High Nitrate Levels: While nitrates are less immediately toxic than ammonia or nitrites, prolonged exposure to high nitrate levels can have detrimental effects on the health of Betta fish. Symptoms of high nitrate levels include lethargy, loss of appetite, faded coloration, and decreased immune function. Regular water changes and proper filtration help maintain healthy nitrate levels.

Incorrect Water Parameters: Betta fish require specific water parameters to thrive. Poor water conditions, such as extreme pH levels, temperature fluctuations, or hardness, can stress the fish and weaken their immune system. Regular monitoring of water parameters and appropriate adjustments are essential for maintaining a healthy aquatic environment.

Environmental Stressors

Inadequate Tank Size: Betta fish require sufficient space to swim and explore. Keeping them in a small, cramped tank can cause stress and lead to various health issues. Providing an appropriately sized tank with proper filtration and heating is crucial for the well-being of your fish.

Incompatible Tank Mates: Betta fish are known for their territorial nature and can be aggressive towards other fish. Introducing incompatible tank mates can lead to fights, stress, and physical injuries. Carefully research and choose tank mates that are compatible with Betta fish to maintain a harmonious aquarium environment.

Poor Water Temperature or Quality: Betta fish are tropical fish and thrive in water temperatures between 76°F and 82°F (24°C – 28°C). Fluctuations in temperature or maintaining water outside this range can stress the fish and weaken their immune system. Consistently monitoring and maintaining the correct water temperature is vital.

Lack of Hiding Places: Betta fish enjoy having hiding places in their tank to retreat to when they feel stressed or overwhelmed. The absence of suitable hiding places can cause constant stress and make your fish more vulnerable to illness. Provide a well-decorated tank with hiding spots to create a secure and stimulating environment for your Betta.

Proper Betta Fish Care

Regular Tank Maintenance: To ensure the well-being of your Betta fish, regular tank maintenance is essential. This includes partial water changes, substrate cleaning, filter maintenance, and monitoring water parameters.

Appropriate Filtration and Heating: Proper filtration helps maintain water quality by removing toxins and keeping the tank environment clean. Additionally, a reliable heater is necessary to ensure a stable temperature within the optimal range for Betta fish.

Balanced Feeding: Betta fish require a nutritionally balanced diet to stay healthy. Feed them a variety of high-quality pellets, flakes, and occasional live or frozen foods.

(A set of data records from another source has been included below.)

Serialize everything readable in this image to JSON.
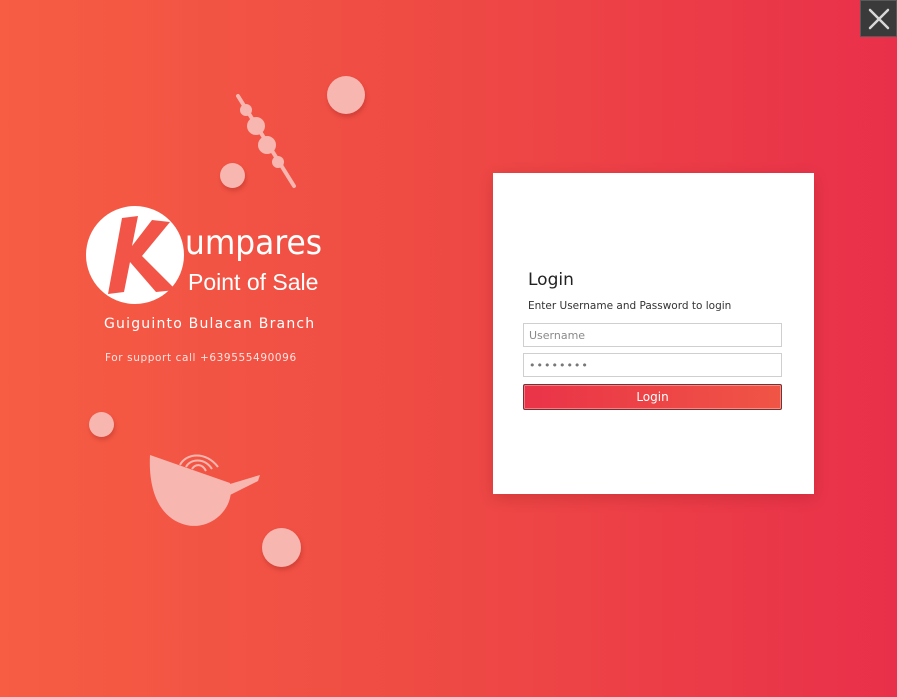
{
  "window": {
    "close_icon": "close-icon",
    "background_colors": [
      "#f65d43",
      "#e9304a"
    ]
  },
  "brand": {
    "logo_letter": "K",
    "name": "umpares",
    "subtitle": "Point of Sale",
    "branch": "Guiguinto Bulacan Branch",
    "support": "For support call +639555490096"
  },
  "login": {
    "title": "Login",
    "instructions": "Enter Username and Password to login",
    "username_placeholder": "Username",
    "username_value": "",
    "password_value": "Secret01",
    "button_label": "Login",
    "accent_color": "#ea3348"
  },
  "decor": {
    "icons": [
      "skewer-icon",
      "bowl-icon"
    ],
    "dot_color": "#f8b6b0"
  }
}
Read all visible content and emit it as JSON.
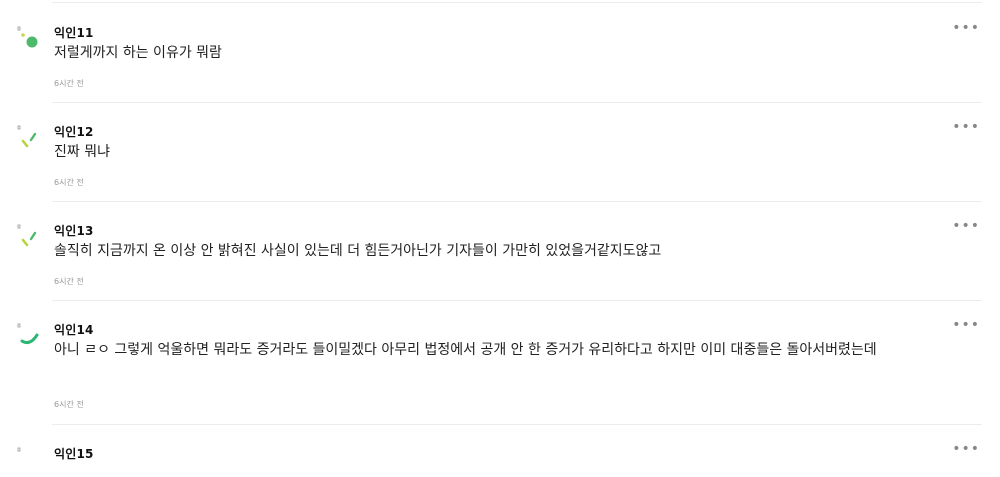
{
  "comments": [
    {
      "author": "익인11",
      "text": "저럴게까지 하는 이유가 뭐람",
      "time": "6시간 전",
      "more": "•••",
      "avatar_color": "#4dba6b"
    },
    {
      "author": "익인12",
      "text": "진짜 뭐냐",
      "time": "6시간 전",
      "more": "•••",
      "avatar_color": "#b5d53b"
    },
    {
      "author": "익인13",
      "text": "솔직히 지금까지 온 이상 안 밝혀진 사실이 있는데 더 힘든거아닌가 기자들이 가만히 있었을거같지도않고",
      "time": "6시간 전",
      "more": "•••",
      "avatar_color": "#b5d53b"
    },
    {
      "author": "익인14",
      "text": "아니 ㄹㅇ 그렇게 억울하면 뭐라도 증거라도 들이밀겠다 아무리 법정에서 공개 안 한 증거가 유리하다고 하지만 이미 대중들은 돌아서버렸는데",
      "time": "6시간 전",
      "more": "•••",
      "avatar_color": "#2bb673"
    },
    {
      "author": "익인15",
      "text": "",
      "time": "",
      "more": "•••",
      "avatar_color": "#4dba6b"
    }
  ]
}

Avoid overfeeding, as it can lead to obesity and other health issues.

Monitoring Water Parameters: Regularly test your tank’s water parameters such as temperature, pH, ammonia, nitrites, and nitrates. Knowledge of these parameters allows you to make necessary adjustments and ensure ideal conditions for your Betta fish.

Quarantining New Fish: When introducing new fish to your tank, always quarantine them first to prevent the spread of diseases and parasites. Observing and treating new fish in a separate tank ensures the health and safety of your existing Betta fish.


Regular observation and awareness of your Betta fish’s behavior and physical condition play a crucial role in detecting illness early. By recognizing common signs of illness such as loss of appetite, clamped fins, erratic swimming, or visible physical injuries, you can take appropriate action and seek proper treatment.

If you suspect your Betta fish is sick, it’s advisable to seek the assistance of a qualified veterinarian specialized in aquatic animals. They can provide a proper diagnosis and guide you in implementing the necessary treatment plan to restore your fish’s health. Remember, a proactive approach to Betta fish care ensures a happy and thriving companion for years to come.